Dataset excerpts:

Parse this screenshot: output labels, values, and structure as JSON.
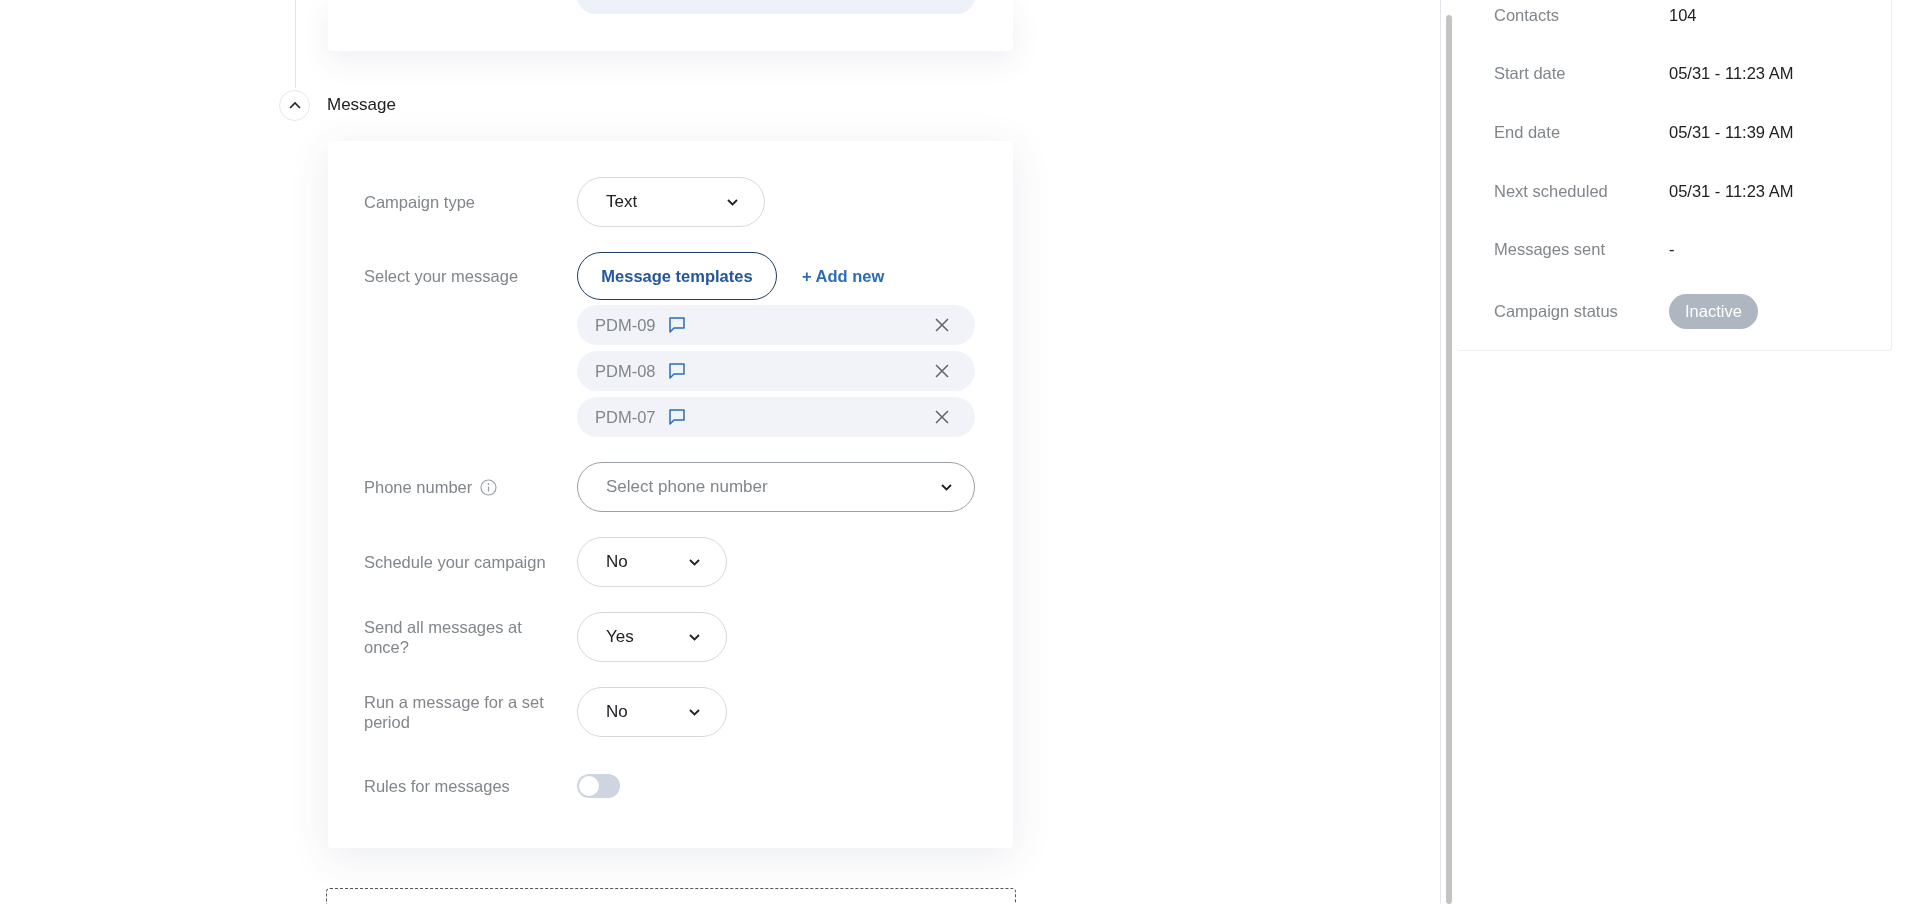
{
  "message_section": {
    "title": "Message",
    "expanded": true,
    "fields": [
      {
        "kind": "select",
        "label": "Campaign type",
        "value": "Text"
      },
      {
        "kind": "messages",
        "label": "Select your message",
        "button": "Message templates",
        "link": "+ Add new",
        "items": [
          {
            "name": "PDM-09"
          },
          {
            "name": "PDM-08"
          },
          {
            "name": "PDM-07"
          }
        ]
      },
      {
        "kind": "phone",
        "label": "Phone number",
        "info": true,
        "placeholder": "Select phone number"
      },
      {
        "kind": "select",
        "label": "Schedule your campaign",
        "value": "No"
      },
      {
        "kind": "select",
        "label": "Send all messages at once?",
        "value": "Yes"
      },
      {
        "kind": "select",
        "label": "Run a message for a set period",
        "value": "No"
      },
      {
        "kind": "toggle",
        "label": "Rules for messages",
        "on": false
      }
    ]
  },
  "summary": {
    "rows": [
      {
        "kind": "text",
        "label": "Contacts",
        "value": "104"
      },
      {
        "kind": "text",
        "label": "Start date",
        "value": "05/31 - 11:23 AM"
      },
      {
        "kind": "text",
        "label": "End date",
        "value": "05/31 - 11:39 AM"
      },
      {
        "kind": "text",
        "label": "Next scheduled",
        "value": "05/31 - 11:23 AM"
      },
      {
        "kind": "text",
        "label": "Messages sent",
        "value": "-"
      },
      {
        "kind": "status",
        "label": "Campaign status",
        "value": "Inactive"
      }
    ]
  }
}
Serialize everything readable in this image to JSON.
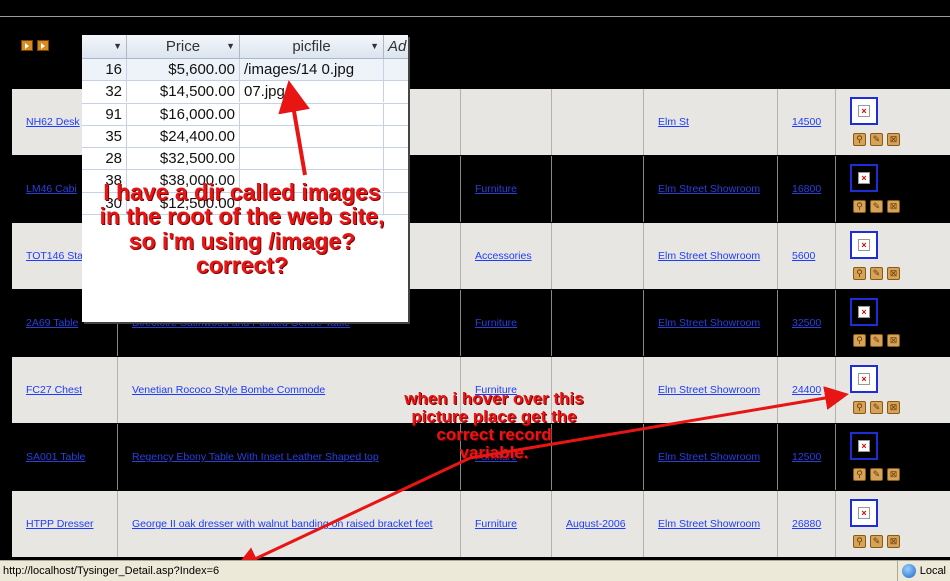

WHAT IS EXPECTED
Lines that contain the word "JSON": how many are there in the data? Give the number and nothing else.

ANSWER TO THE EXERCISE
2